■ EXERCISE INSTRUCTIONS: Write out the listing below character for character, though without its pictures.

☆ ☆ ☆

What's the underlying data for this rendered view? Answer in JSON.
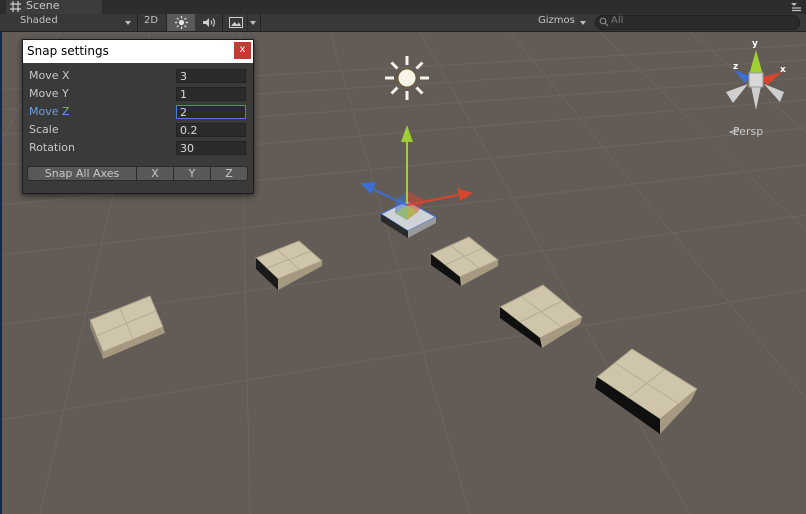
{
  "tab": {
    "title": "Scene",
    "icon": "scene-grid-icon"
  },
  "toolbar": {
    "shading_mode": "Shaded",
    "toggle_2d": "2D",
    "lighting_icon": "sun-icon",
    "audio_icon": "speaker-icon",
    "effects_icon": "image-icon",
    "gizmos_label": "Gizmos",
    "search_placeholder": "All"
  },
  "snap_window": {
    "title": "Snap settings",
    "close_label": "x",
    "rows": [
      {
        "label": "Move X",
        "value": "3"
      },
      {
        "label": "Move Y",
        "value": "1"
      },
      {
        "label": "Move Z",
        "value": "2"
      },
      {
        "label": "Scale",
        "value": "0.2"
      },
      {
        "label": "Rotation",
        "value": "30"
      }
    ],
    "buttons": {
      "snap_all": "Snap All Axes",
      "x": "X",
      "y": "Y",
      "z": "Z"
    }
  },
  "orientation_gizmo": {
    "y_label": "y",
    "x_label": "x",
    "z_label": "z",
    "projection": "Persp"
  },
  "colors": {
    "scene_background": "#625b56",
    "axis_x": "#d8442c",
    "axis_y": "#9ed033",
    "axis_z": "#3b6fd6",
    "tile_top": "#cfc5aa",
    "focus_blue": "#4d7bd0"
  }
}
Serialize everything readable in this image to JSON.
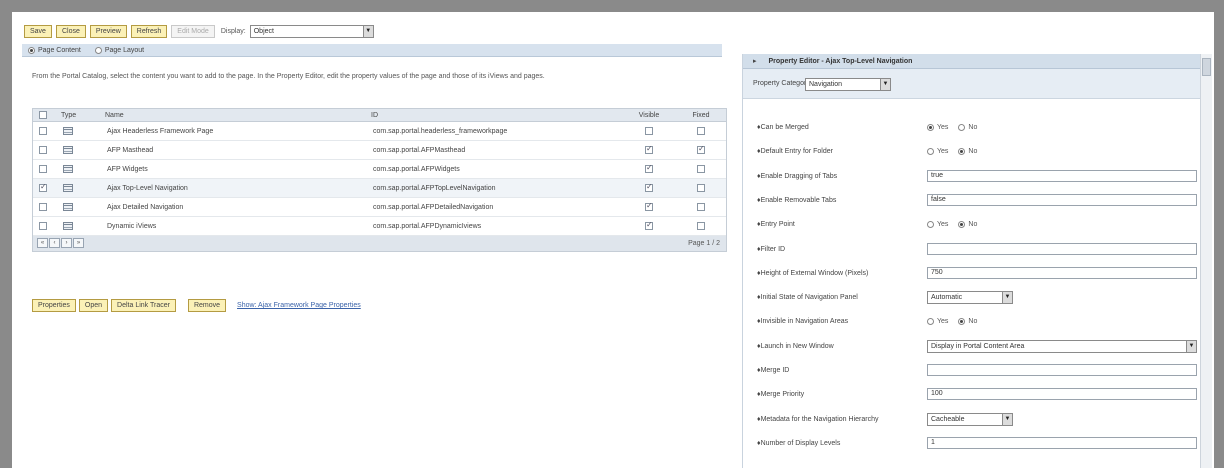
{
  "toolbar": {
    "buttons": [
      "Save",
      "Close",
      "Preview",
      "Refresh",
      "Edit Mode"
    ],
    "display_label": "Display:",
    "display_value": "Object"
  },
  "tabs": {
    "page_content": "Page Content",
    "page_layout": "Page Layout"
  },
  "intro_text": "From the Portal Catalog, select the content you want to add to the page. In the Property Editor, edit the property values of the page and those of its iViews and pages.",
  "grid": {
    "headers": {
      "type": "Type",
      "name": "Name",
      "id": "ID",
      "visible": "Visible",
      "fixed": "Fixed"
    },
    "rows": [
      {
        "name": "Ajax Headerless Framework Page",
        "id": "com.sap.portal.headerless_frameworkpage",
        "selected": false,
        "visible": false,
        "fixed": false
      },
      {
        "name": "AFP Masthead",
        "id": "com.sap.portal.AFPMasthead",
        "selected": false,
        "visible": true,
        "fixed": true
      },
      {
        "name": "AFP Widgets",
        "id": "com.sap.portal.AFPWidgets",
        "selected": false,
        "visible": true,
        "fixed": false
      },
      {
        "name": "Ajax Top-Level Navigation",
        "id": "com.sap.portal.AFPTopLevelNavigation",
        "selected": true,
        "visible": true,
        "fixed": false
      },
      {
        "name": "Ajax Detailed Navigation",
        "id": "com.sap.portal.AFPDetailedNavigation",
        "selected": false,
        "visible": true,
        "fixed": false
      },
      {
        "name": "Dynamic iViews",
        "id": "com.sap.portal.AFPDynamicIviews",
        "selected": false,
        "visible": true,
        "fixed": false
      }
    ],
    "page_label": "Page 1 / 2"
  },
  "actions": {
    "buttons": [
      "Properties",
      "Open",
      "Delta Link Tracer"
    ],
    "remove": "Remove",
    "link": "Show: Ajax Framework Page Properties"
  },
  "property_editor": {
    "title": "Property Editor - Ajax Top-Level Navigation",
    "category_label": "Property Category:",
    "category_value": "Navigation",
    "yes_label": "Yes",
    "no_label": "No",
    "props": [
      {
        "label": "Can be Merged",
        "kind": "yesno",
        "value": "Yes"
      },
      {
        "label": "Default Entry for Folder",
        "kind": "yesno",
        "value": "No"
      },
      {
        "label": "Enable Dragging of Tabs",
        "kind": "text",
        "value": "true"
      },
      {
        "label": "Enable Removable Tabs",
        "kind": "text",
        "value": "false"
      },
      {
        "label": "Entry Point",
        "kind": "yesno",
        "value": "No"
      },
      {
        "label": "Filter ID",
        "kind": "text",
        "value": ""
      },
      {
        "label": "Height of External Window (Pixels)",
        "kind": "text",
        "value": "750"
      },
      {
        "label": "Initial State of Navigation Panel",
        "kind": "select",
        "value": "Automatic"
      },
      {
        "label": "Invisible in Navigation Areas",
        "kind": "yesno",
        "value": "No"
      },
      {
        "label": "Launch in New Window",
        "kind": "selectwide",
        "value": "Display in Portal Content Area"
      },
      {
        "label": "Merge ID",
        "kind": "text",
        "value": ""
      },
      {
        "label": "Merge Priority",
        "kind": "text",
        "value": "100"
      },
      {
        "label": "Metadata for the Navigation Hierarchy",
        "kind": "select",
        "value": "Cacheable"
      },
      {
        "label": "Number of Display Levels",
        "kind": "text",
        "value": "1"
      }
    ]
  }
}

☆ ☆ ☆

■ TASK ANSWER:
What's the underlying data for this rendered view? Answer in JSON.
{
  "tab": {
    "title": "Scene",
    "icon": "scene-grid-icon"
  },
  "toolbar": {
    "shading_mode": "Shaded",
    "toggle_2d": "2D",
    "lighting_icon": "sun-icon",
    "audio_icon": "speaker-icon",
    "effects_icon": "image-icon",
    "gizmos_label": "Gizmos",
    "search_placeholder": "All"
  },
  "snap_window": {
    "title": "Snap settings",
    "close_label": "x",
    "rows": [
      {
        "label": "Move X",
        "value": "3"
      },
      {
        "label": "Move Y",
        "value": "1"
      },
      {
        "label": "Move Z",
        "value": "2"
      },
      {
        "label": "Scale",
        "value": "0.2"
      },
      {
        "label": "Rotation",
        "value": "30"
      }
    ],
    "buttons": {
      "snap_all": "Snap All Axes",
      "x": "X",
      "y": "Y",
      "z": "Z"
    }
  },
  "orientation_gizmo": {
    "y_label": "y",
    "x_label": "x",
    "z_label": "z",
    "projection": "Persp"
  },
  "colors": {
    "scene_background": "#625b56",
    "axis_x": "#d8442c",
    "axis_y": "#9ed033",
    "axis_z": "#3b6fd6",
    "tile_top": "#cfc5aa",
    "focus_blue": "#4d7bd0"
  }
}
Serialize everything readable in this image to JSON.
{
  "toolbar": {
    "buttons": [
      "Save",
      "Close",
      "Preview",
      "Refresh",
      "Edit Mode"
    ],
    "display_label": "Display:",
    "display_value": "Object"
  },
  "tabs": {
    "page_content": "Page Content",
    "page_layout": "Page Layout"
  },
  "intro_text": "From the Portal Catalog, select the content you want to add to the page. In the Property Editor, edit the property values of the page and those of its iViews and pages.",
  "grid": {
    "headers": {
      "type": "Type",
      "name": "Name",
      "id": "ID",
      "visible": "Visible",
      "fixed": "Fixed"
    },
    "rows": [
      {
        "name": "Ajax Headerless Framework Page",
        "id": "com.sap.portal.headerless_frameworkpage",
        "selected": false,
        "visible": false,
        "fixed": false
      },
      {
        "name": "AFP Masthead",
        "id": "com.sap.portal.AFPMasthead",
        "selected": false,
        "visible": true,
        "fixed": true
      },
      {
        "name": "AFP Widgets",
        "id": "com.sap.portal.AFPWidgets",
        "selected": false,
        "visible": true,
        "fixed": false
      },
      {
        "name": "Ajax Top-Level Navigation",
        "id": "com.sap.portal.AFPTopLevelNavigation",
        "selected": true,
        "visible": true,
        "fixed": false
      },
      {
        "name": "Ajax Detailed Navigation",
        "id": "com.sap.portal.AFPDetailedNavigation",
        "selected": false,
        "visible": true,
        "fixed": false
      },
      {
        "name": "Dynamic iViews",
        "id": "com.sap.portal.AFPDynamicIviews",
        "selected": false,
        "visible": true,
        "fixed": false
      }
    ],
    "page_label": "Page 1 / 2"
  },
  "actions": {
    "buttons": [
      "Properties",
      "Open",
      "Delta Link Tracer"
    ],
    "remove": "Remove",
    "link": "Show: Ajax Framework Page Properties"
  },
  "property_editor": {
    "title": "Property Editor - Ajax Top-Level Navigation",
    "category_label": "Property Category:",
    "category_value": "Navigation",
    "yes_label": "Yes",
    "no_label": "No",
    "props": [
      {
        "label": "Can be Merged",
        "kind": "yesno",
        "value": "Yes"
      },
      {
        "label": "Default Entry for Folder",
        "kind": "yesno",
        "value": "No"
      },
      {
        "label": "Enable Dragging of Tabs",
        "kind": "text",
        "value": "true"
      },
      {
        "label": "Enable Removable Tabs",
        "kind": "text",
        "value": "false"
      },
      {
        "label": "Entry Point",
        "kind": "yesno",
        "value": "No"
      },
      {
        "label": "Filter ID",
        "kind": "text",
        "value": ""
      },
      {
        "label": "Height of External Window (Pixels)",
        "kind": "text",
        "value": "750"
      },
      {
        "label": "Initial State of Navigation Panel",
        "kind": "select",
        "value": "Automatic"
      },
      {
        "label": "Invisible in Navigation Areas",
        "kind": "yesno",
        "value": "No"
      },
      {
        "label": "Launch in New Window",
        "kind": "selectwide",
        "value": "Display in Portal Content Area"
      },
      {
        "label": "Merge ID",
        "kind": "text",
        "value": ""
      },
      {
        "label": "Merge Priority",
        "kind": "text",
        "value": "100"
      },
      {
        "label": "Metadata for the Navigation Hierarchy",
        "kind": "select",
        "value": "Cacheable"
      },
      {
        "label": "Number of Display Levels",
        "kind": "text",
        "value": "1"
      }
    ]
  }
}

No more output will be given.